Talk about coincidences …
Captured Korean battle flags dating from a forgotten 19th century American intervention against Korea have been discovered at the US Naval Academy amid the current saber rattling between Washington and Pyongyang.
Even more bizarrely, the flags — which were hidden in a display case at the naval officers’ school in Annapolis, Maryland — are directly connected to an ancestor of North Korean leader Kim Jong-un.
USNI News reports the banners were taken as trophies when US soldiers avenged the massacre of the crew of the General Sherman, an American merchant ship that sailed to Pyongyang in 1866 to open the country to trade.
“The Koreans suspected that the true mission of the General Sherman was to loot their temples so they set the ship on fire and massacred the crew,” USNI said. “The incident is still celebrated in North Korea as a strike against American imperialism with the claim that Kim Ung-u, a direct ancestor of Kim Jong-un, planned and led the attack though there is no historical evidence of his involvement.”
North Korea, among other things, has issued postage stamps commemorating the attack on the General Sherman, which it likens to the capture of the surveillance ship USS Pueblo in 1968.
One battle standard that wasn’t part of the misplaced cache, a 15-foot square flag belonging to General Uh Je-yeon who was killed during the 1871 conflict, remained on display at Annapolis until 2007, according to USNI. It was then sent to Seoul by the US on long-term loan at the request of South Korean officials.
A US senator had previously proposed trading the flag for the return of the Pueblo, which Pyongyang turned into a floating patriotic museum.

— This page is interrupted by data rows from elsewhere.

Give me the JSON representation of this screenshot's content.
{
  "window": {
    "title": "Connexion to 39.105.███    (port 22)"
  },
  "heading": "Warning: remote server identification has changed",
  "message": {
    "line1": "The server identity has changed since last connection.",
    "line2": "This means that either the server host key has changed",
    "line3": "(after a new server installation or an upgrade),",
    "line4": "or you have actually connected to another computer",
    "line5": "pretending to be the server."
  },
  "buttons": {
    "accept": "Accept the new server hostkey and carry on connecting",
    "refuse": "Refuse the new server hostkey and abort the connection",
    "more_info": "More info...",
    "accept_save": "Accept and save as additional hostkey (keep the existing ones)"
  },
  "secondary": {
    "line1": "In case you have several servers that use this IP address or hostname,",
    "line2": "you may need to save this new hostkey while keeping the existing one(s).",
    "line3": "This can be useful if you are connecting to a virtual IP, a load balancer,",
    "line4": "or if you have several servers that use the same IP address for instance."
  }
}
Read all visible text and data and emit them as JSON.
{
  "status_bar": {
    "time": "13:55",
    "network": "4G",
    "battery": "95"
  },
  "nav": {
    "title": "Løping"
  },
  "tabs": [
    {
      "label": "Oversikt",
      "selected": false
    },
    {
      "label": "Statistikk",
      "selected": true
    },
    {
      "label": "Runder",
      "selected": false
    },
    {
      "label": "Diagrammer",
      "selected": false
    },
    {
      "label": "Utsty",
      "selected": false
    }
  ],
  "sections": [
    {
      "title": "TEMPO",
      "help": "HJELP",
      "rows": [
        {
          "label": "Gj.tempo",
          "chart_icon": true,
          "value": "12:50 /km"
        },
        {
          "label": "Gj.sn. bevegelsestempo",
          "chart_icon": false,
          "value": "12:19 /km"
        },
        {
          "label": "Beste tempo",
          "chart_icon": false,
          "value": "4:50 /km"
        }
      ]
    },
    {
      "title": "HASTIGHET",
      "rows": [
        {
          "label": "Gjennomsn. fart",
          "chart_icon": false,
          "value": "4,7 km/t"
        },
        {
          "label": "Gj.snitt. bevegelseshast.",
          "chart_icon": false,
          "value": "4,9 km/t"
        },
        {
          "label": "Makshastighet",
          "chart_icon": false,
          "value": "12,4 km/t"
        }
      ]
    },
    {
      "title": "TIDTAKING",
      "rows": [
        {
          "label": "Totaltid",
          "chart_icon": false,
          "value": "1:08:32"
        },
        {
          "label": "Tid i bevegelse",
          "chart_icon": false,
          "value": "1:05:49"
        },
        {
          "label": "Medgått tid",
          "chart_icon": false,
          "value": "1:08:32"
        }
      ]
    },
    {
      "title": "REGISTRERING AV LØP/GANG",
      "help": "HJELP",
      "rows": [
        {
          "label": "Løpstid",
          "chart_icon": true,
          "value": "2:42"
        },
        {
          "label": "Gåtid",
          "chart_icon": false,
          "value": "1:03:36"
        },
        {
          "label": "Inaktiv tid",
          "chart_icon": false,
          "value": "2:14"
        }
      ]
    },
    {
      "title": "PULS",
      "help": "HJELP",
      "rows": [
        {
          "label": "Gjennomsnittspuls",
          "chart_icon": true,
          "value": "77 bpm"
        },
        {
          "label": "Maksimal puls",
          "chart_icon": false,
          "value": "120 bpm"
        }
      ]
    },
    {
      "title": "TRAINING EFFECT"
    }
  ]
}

“The State Department rejected the proposal as being unworkable due to the many complications pertaining to US-North Korean relations. Additionally, the government still maintains that the Pueblo is illegally seized US property and should be returned without barter,” USNI reported.
There is no word on whether the newly discovered Korean battle flags will figure in prospective negotiations between the US and North Korea in the current nuke crisis.